START Information shown

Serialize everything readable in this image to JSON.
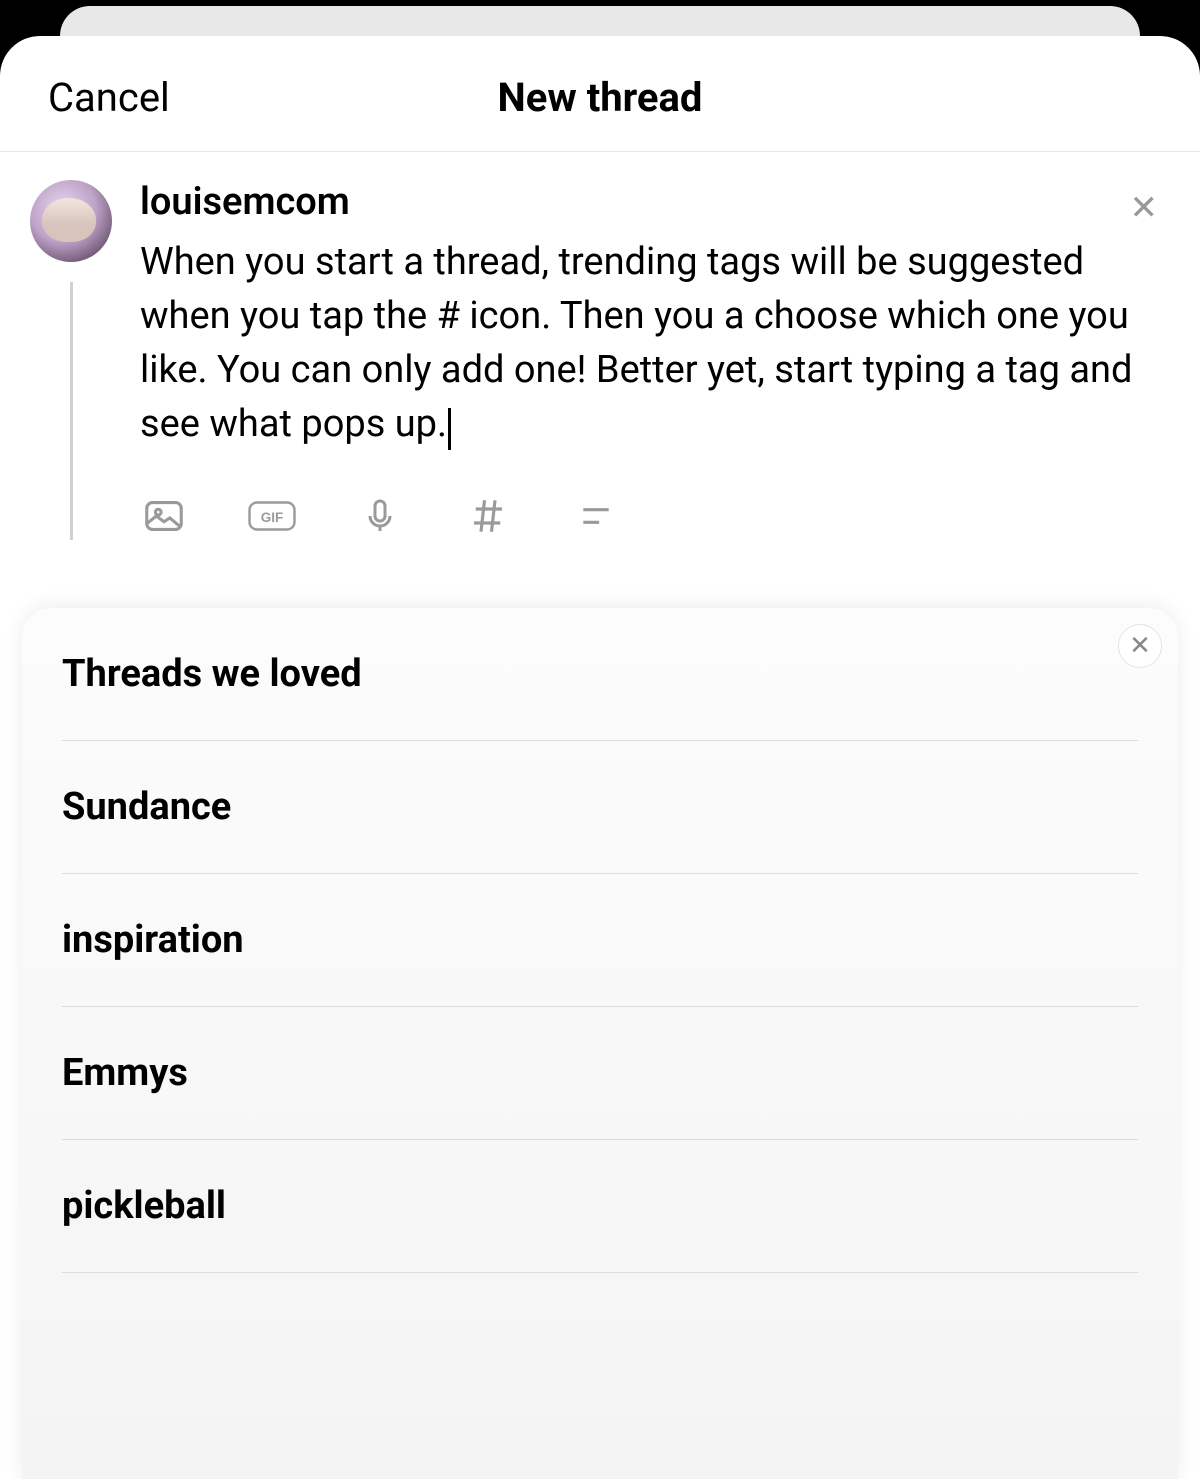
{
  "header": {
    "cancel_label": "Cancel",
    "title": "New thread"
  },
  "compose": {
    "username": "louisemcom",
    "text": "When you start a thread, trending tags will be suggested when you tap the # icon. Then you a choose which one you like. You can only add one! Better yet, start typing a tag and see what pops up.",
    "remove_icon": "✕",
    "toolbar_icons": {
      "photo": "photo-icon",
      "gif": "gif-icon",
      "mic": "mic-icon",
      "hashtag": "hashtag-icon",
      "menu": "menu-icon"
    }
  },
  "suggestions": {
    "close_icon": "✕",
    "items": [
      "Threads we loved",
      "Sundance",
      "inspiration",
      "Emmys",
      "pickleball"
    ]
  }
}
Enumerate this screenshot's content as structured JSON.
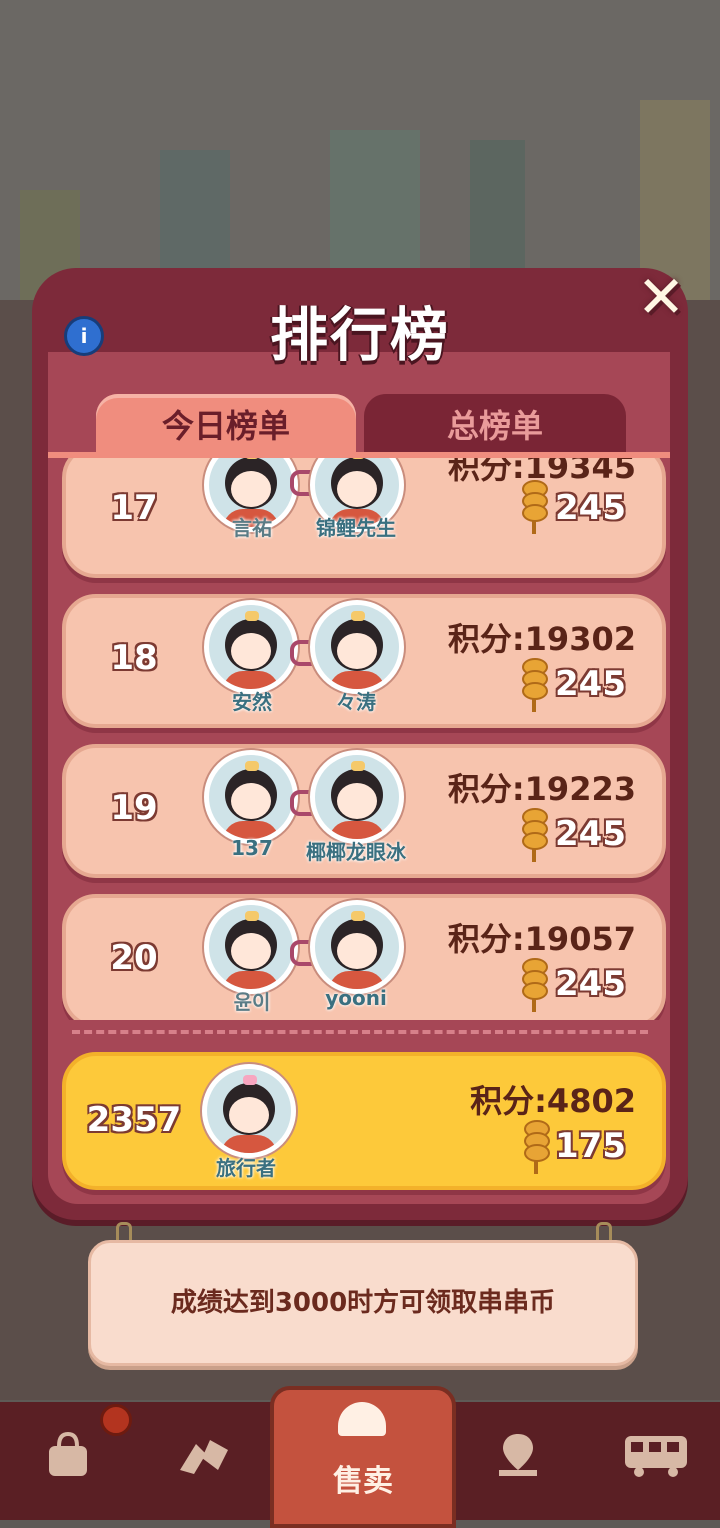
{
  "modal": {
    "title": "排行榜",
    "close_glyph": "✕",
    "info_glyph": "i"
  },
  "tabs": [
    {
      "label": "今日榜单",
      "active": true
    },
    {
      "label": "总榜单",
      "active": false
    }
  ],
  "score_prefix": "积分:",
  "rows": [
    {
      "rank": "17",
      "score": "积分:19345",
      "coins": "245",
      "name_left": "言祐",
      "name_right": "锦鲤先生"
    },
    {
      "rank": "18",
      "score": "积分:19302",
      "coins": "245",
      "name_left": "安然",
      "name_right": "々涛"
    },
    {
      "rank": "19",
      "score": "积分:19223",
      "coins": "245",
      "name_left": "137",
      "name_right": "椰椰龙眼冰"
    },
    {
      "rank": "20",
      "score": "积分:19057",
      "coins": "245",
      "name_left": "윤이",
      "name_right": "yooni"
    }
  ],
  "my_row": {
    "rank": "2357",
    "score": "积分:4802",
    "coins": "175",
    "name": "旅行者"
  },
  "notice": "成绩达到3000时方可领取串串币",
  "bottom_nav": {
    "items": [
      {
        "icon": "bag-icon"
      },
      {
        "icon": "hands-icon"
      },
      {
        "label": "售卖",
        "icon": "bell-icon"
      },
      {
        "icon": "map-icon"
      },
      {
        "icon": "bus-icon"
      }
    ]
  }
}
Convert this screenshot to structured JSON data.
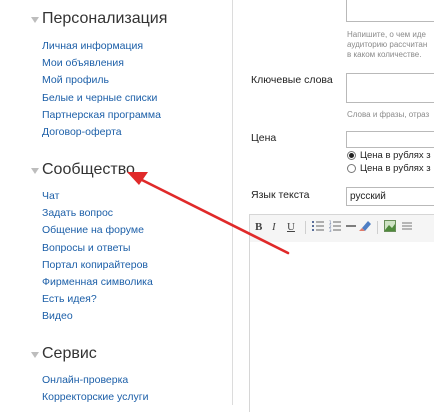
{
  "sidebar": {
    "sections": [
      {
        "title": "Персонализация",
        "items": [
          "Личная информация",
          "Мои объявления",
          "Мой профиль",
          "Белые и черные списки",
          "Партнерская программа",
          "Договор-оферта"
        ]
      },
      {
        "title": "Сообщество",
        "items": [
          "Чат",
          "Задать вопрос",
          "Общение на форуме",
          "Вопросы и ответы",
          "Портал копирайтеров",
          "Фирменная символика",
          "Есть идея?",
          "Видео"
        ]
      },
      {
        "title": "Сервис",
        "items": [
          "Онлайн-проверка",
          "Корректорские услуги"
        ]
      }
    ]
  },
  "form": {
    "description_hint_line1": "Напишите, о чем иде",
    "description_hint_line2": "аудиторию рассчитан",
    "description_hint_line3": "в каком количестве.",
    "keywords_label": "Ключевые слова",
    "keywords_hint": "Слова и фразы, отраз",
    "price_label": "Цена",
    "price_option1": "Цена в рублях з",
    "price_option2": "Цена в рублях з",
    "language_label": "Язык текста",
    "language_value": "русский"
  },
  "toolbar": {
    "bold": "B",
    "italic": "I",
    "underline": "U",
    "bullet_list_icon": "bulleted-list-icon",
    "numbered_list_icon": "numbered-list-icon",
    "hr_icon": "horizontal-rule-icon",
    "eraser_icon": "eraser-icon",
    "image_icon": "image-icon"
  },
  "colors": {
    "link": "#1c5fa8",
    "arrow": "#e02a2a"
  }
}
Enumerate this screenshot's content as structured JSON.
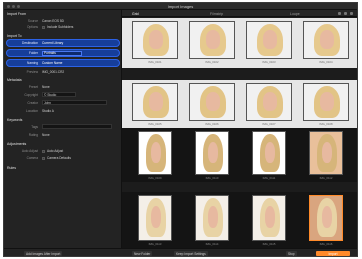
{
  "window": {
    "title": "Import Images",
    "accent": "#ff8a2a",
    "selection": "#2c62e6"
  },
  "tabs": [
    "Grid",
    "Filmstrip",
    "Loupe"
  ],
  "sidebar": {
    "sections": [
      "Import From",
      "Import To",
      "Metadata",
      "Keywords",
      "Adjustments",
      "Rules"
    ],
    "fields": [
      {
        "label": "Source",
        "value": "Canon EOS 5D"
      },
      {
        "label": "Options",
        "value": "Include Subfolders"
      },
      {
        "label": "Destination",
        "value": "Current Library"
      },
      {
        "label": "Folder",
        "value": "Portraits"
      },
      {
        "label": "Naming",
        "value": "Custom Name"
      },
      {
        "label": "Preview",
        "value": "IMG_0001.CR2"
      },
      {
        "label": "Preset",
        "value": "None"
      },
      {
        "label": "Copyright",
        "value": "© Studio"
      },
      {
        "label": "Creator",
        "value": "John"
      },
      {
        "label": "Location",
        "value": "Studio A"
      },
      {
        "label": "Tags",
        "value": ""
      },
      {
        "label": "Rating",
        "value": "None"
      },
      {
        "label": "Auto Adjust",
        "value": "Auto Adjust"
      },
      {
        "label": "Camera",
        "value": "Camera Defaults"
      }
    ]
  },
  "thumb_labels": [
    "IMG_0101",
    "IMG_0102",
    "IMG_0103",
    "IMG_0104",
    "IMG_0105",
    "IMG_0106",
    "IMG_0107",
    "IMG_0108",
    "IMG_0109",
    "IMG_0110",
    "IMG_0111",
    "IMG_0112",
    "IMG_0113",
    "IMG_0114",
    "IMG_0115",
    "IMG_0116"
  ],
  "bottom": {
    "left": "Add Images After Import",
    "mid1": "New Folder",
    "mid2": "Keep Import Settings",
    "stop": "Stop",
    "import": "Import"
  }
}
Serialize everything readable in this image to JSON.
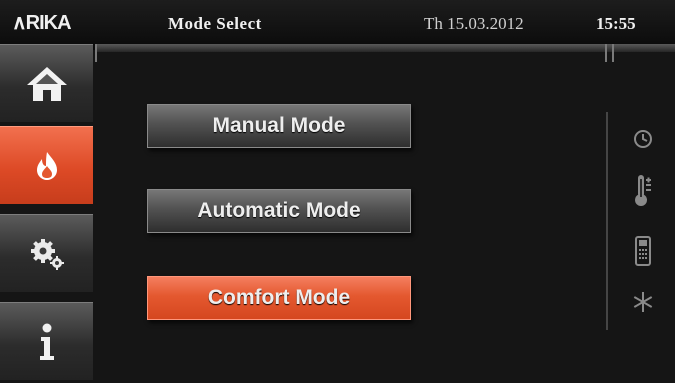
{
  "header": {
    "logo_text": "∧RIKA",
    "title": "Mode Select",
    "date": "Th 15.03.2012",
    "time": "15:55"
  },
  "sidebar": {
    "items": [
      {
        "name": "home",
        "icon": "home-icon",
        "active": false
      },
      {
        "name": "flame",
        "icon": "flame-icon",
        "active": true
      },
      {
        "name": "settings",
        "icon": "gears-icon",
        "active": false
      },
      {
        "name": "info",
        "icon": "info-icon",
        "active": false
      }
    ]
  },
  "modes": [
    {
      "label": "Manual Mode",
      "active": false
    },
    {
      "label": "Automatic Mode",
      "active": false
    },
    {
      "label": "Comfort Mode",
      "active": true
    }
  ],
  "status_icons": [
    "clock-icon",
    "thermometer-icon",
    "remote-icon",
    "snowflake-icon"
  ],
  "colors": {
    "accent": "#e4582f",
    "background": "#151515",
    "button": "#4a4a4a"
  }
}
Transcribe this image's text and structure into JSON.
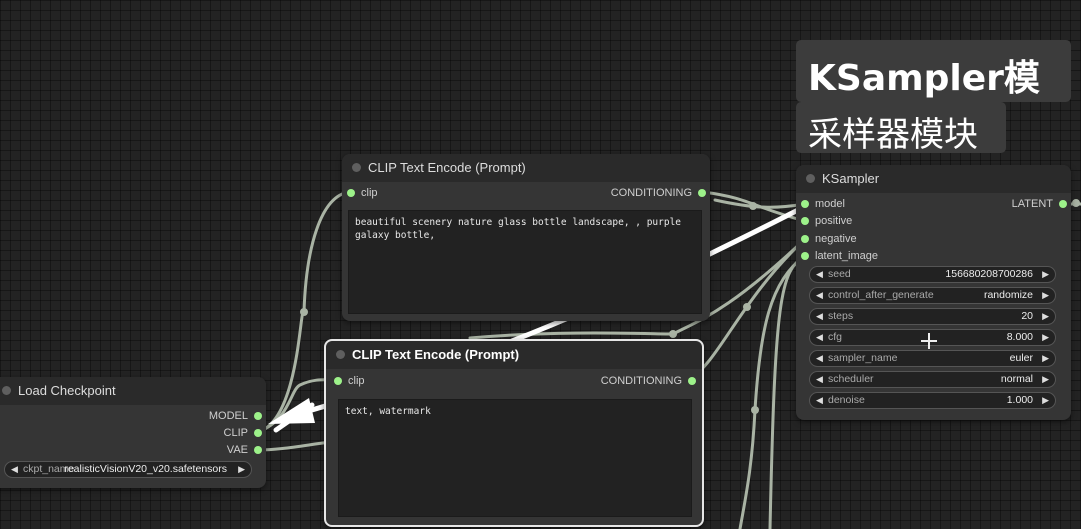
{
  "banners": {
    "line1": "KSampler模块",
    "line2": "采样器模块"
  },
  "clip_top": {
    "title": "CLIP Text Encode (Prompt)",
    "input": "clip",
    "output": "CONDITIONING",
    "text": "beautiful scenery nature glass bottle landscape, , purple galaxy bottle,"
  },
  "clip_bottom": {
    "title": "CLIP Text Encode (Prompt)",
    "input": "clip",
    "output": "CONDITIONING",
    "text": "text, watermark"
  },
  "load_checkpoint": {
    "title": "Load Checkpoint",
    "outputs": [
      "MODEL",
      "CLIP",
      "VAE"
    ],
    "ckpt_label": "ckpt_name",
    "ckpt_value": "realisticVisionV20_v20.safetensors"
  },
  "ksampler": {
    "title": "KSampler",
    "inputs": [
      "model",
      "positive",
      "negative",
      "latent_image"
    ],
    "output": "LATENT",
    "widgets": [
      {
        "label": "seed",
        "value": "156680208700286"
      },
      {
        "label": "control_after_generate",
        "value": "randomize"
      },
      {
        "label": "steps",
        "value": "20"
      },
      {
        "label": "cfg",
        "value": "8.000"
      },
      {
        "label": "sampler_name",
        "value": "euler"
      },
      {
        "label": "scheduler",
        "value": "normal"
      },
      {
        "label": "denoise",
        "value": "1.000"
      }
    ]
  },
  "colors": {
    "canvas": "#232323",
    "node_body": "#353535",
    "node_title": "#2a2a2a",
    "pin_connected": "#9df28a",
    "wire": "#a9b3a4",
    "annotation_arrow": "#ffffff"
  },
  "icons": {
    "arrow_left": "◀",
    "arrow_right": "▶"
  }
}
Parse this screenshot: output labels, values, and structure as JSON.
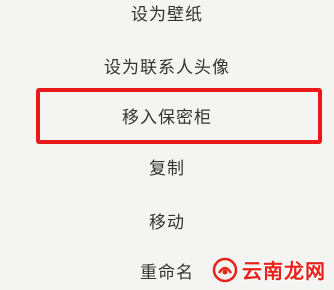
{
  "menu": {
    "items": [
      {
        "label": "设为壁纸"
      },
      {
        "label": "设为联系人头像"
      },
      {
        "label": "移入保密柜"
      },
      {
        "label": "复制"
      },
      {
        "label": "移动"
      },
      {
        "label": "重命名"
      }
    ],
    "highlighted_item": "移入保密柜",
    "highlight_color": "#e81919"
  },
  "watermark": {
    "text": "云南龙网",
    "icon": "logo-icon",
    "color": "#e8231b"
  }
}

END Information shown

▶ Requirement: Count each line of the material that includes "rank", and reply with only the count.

▶ Task answer: 5